### Exercise aim:
In the data below, find each line that contains the word "this" and copy it.

----------------------------------------

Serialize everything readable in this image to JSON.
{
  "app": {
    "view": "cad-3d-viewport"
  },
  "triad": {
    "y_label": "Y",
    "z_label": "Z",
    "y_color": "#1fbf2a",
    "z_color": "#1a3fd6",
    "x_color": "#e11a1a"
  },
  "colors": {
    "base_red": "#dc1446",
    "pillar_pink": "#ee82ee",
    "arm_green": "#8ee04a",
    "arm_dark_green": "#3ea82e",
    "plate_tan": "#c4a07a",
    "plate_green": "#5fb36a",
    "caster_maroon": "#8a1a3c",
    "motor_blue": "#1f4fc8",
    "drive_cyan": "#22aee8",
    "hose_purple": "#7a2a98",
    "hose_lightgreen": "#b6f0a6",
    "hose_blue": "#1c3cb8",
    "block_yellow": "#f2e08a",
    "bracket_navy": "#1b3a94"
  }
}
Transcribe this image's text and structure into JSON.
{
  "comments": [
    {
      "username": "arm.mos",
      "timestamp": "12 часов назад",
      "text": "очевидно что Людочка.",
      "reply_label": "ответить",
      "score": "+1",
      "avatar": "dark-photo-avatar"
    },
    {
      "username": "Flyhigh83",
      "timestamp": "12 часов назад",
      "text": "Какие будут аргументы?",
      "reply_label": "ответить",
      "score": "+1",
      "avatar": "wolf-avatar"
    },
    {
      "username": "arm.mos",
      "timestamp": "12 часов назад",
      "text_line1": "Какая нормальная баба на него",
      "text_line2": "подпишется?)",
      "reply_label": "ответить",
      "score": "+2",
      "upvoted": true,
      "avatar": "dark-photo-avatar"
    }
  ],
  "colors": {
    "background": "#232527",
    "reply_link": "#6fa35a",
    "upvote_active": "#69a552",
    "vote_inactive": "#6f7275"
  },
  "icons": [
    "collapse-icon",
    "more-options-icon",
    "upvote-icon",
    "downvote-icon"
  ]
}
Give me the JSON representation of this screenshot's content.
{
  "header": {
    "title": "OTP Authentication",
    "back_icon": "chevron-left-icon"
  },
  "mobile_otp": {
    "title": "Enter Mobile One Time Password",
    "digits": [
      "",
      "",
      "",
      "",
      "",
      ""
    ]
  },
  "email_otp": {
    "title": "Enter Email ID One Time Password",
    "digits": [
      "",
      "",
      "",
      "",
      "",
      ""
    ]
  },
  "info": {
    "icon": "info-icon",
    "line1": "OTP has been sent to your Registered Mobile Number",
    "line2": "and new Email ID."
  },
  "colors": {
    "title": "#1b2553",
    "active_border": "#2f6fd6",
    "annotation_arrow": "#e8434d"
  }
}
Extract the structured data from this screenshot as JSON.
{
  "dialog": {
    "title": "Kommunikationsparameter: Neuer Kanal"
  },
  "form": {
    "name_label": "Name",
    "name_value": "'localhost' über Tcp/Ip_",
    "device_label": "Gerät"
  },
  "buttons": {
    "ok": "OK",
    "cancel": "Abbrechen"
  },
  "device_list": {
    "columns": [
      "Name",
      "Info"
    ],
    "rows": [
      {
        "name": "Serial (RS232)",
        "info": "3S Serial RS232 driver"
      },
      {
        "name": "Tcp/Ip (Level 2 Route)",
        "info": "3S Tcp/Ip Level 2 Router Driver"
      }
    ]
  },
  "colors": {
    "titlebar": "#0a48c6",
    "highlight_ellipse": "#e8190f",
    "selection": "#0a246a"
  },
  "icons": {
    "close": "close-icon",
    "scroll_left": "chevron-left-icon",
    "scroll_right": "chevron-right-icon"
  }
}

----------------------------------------

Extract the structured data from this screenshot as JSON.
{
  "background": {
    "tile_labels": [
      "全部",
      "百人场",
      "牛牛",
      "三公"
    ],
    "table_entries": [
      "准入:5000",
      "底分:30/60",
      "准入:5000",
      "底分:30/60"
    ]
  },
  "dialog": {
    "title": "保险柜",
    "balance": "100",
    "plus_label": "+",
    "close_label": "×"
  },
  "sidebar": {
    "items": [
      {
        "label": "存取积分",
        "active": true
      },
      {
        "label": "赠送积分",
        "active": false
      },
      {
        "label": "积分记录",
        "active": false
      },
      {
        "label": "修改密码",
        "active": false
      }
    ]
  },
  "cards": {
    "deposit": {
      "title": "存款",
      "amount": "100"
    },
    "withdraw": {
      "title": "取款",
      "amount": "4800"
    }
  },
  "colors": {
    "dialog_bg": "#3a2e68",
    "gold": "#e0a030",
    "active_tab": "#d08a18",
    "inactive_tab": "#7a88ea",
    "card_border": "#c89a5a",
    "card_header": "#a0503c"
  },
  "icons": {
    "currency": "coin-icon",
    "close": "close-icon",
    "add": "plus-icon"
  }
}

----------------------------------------

### Exercise result:
Serialize everything readable in this image to JSON.
Transcribe this image's text and structure into JSON.
Give me the JSON representation of this screenshot's content.
Extract the structured data from this screenshot as JSON.
Extract the structured data from this screenshot as JSON.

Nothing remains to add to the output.